Sailors, in organized frenzy, move in and out of the repair locker, the storage compartment and main hub for combatting the casualty in the area, grabbing firefighting ensembles and assembling into teams.
Again, bells blare out from the 1 MC.
“Medical emergency, medical emergency. Medical emergency reported in compartment. Away the medical response team. All hands not involved stand clear.”
A team of hospital corpsmen dash to the scene of the emergency and once again Sailors make a path, saving valuable seconds for the responders.
Finally, after demonstrating their ability to combat fires and provide effective medical response another announcement comes across the 1 MC.
“This is the Damage Control Assistant from Damage Control Central. Stop the problem, stop the clock. Restow all gear.”
Ford has come a long way since the first piece of steel was cut back in August 2005. Built to help accommodate a forward deployed naval force, a massive first-in-class aircraft carrier doesn’t come without its own set of challenges. Many of the ship’s crew remember the days of working out of a building, without any of the tools essentials to their jobs.
“It’s come a long way,” said Quartermaster 1st Class Jose Triana, leading petty officer for the ship’s navigation department. “We’ve gone from not even having an office, or an instruction, publication, or chart to work on to now being fully allocated and getting ready to go underway for the first time.”
From an empty steel hull, to the now 99% complete aircraft carrier, the ship and its crew have been through their fair share of challenges.
“The guys have come a very long way over the last two years,” said Chief Boatswain’s Mate Brian Epling. “To see the forecastle come from nothing to the blue deck and white walls is an amazing thing.”
The Sailors became more experienced as the ship progressed through construction.
“They show up big-eyed for something to do and it has taken a while to get to the point where we can just do this like we do now,” said Epling. “Their transformation from coming here and not knowing anything, or just not seeing it, has been an experience. Everyone is fresh.
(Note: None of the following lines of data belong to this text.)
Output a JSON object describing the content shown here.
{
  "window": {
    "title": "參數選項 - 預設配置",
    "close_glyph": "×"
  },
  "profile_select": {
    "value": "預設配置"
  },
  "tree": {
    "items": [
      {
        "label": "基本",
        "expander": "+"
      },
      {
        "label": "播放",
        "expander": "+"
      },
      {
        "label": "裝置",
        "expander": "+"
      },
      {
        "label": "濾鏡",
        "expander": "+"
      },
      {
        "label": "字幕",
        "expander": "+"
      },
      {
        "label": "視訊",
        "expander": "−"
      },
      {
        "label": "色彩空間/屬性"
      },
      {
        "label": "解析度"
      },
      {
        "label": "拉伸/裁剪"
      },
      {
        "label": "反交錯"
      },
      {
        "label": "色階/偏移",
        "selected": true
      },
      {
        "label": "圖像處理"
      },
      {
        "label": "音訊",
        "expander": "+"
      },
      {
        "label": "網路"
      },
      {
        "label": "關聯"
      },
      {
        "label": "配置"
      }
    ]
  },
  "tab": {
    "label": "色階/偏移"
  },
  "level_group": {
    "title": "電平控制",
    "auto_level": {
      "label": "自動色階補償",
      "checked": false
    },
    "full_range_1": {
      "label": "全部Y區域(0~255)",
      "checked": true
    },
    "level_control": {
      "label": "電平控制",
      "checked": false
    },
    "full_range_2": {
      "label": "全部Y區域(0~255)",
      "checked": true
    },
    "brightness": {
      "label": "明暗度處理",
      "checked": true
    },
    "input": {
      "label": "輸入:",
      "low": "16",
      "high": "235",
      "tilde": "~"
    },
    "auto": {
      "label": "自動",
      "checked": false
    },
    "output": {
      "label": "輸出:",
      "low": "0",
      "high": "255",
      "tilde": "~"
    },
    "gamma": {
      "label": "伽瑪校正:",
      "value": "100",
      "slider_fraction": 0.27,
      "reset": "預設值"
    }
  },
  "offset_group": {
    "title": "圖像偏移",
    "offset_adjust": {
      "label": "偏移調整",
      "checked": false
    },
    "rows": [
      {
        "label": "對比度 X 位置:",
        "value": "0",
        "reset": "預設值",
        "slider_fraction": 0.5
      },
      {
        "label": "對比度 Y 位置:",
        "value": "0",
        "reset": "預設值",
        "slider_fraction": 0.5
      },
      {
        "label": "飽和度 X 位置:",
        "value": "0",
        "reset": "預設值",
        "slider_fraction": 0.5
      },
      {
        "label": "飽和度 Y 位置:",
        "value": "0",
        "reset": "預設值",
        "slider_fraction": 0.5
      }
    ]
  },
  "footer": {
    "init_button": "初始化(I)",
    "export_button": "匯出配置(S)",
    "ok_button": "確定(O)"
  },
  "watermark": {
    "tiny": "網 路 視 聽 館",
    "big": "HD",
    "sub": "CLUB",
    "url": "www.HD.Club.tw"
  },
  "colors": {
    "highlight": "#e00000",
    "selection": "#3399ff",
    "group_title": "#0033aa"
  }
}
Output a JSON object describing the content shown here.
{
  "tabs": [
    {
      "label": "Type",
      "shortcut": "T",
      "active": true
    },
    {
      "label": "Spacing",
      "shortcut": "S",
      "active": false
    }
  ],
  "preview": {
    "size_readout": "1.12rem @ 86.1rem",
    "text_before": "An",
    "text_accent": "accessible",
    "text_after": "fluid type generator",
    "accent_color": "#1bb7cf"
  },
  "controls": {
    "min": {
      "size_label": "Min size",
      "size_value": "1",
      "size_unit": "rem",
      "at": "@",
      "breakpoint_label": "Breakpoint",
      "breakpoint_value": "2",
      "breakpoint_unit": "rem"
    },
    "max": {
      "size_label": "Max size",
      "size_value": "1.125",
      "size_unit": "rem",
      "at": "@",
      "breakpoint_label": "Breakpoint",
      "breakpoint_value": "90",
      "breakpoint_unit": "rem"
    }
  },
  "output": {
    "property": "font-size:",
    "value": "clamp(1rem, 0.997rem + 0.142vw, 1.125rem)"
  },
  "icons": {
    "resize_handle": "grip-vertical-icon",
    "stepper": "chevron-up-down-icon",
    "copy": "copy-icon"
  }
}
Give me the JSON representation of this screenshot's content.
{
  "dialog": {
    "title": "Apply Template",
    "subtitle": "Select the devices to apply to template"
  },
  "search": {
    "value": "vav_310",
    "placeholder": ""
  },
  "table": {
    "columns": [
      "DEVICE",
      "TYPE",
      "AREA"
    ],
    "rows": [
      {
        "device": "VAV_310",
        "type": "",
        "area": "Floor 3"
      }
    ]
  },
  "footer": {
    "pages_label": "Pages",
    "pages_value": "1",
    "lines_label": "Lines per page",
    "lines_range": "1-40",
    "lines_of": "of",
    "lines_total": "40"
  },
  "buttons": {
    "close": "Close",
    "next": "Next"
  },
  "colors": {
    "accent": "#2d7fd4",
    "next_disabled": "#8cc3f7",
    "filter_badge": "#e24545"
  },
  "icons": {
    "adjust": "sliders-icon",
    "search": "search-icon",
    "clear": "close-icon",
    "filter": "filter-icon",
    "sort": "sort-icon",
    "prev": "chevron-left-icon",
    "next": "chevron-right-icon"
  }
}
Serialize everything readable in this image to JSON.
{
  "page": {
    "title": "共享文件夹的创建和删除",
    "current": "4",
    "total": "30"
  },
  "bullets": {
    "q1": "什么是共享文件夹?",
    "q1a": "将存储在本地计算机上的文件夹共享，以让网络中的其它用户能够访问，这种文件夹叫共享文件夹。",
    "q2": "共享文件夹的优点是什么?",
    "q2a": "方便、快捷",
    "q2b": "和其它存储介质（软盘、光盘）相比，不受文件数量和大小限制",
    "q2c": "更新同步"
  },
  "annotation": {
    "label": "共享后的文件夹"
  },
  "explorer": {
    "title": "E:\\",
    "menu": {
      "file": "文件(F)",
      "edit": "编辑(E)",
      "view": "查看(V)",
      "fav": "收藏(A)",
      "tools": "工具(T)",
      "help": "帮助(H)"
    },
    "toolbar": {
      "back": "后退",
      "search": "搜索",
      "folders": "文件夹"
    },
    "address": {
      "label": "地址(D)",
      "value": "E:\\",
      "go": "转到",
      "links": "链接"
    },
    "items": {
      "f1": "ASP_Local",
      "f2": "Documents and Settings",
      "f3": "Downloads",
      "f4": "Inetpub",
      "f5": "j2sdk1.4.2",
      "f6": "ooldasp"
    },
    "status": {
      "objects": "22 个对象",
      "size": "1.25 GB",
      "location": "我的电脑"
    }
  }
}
They’ve all built the experience together and it’s been an amazing process so far.”
Through their work ethic and the drive towards the common goal of delivering the ship, the crew’s relationships are strengthened.
“We went from just talking about it and reading slideshows to actually getting ready to go out to sea,” said Quartermaster 2nd Class Audrey Jackson. “It’s so exciting.”
The expectations for the crew’s performance have continued to grow since the first general quarters drill only a year ago.
“It’s been enjoyable watching that growth from a very basic level to the level we’re at now,” said Master Chief Fire Controlman Jason Kutsch, leading chief for training. “I look forward to seeing the crew continue to grow by leaps and bounds over the next couple years.”
Weekly general quarters and nightly duty drills kept Sailors on top of their game as Crew Certification III came to a close.
But the training isn’t over.
“After Crew Cert, we’ll continue to train,” said Salerno. “Next up is a Fast Cruise to make sure we can go out to sea. It’s not graded, but we will send a message out saying we have completed all of our steps to go into the builder’s trials, which is quite extensive.”
Painstaking patience and a commitment to cultivating young talent has resulted in a team that is motivated and prepared to get the job done.
“These have got to be some of the best Sailors that I’ve ever worked with,” said Epling. “This particular crew that I have up here, they want to be here. They want to do this. I appreciate all they’ve done. They’ve come a long way and still have a long way to go, but they truly professional Sailors.”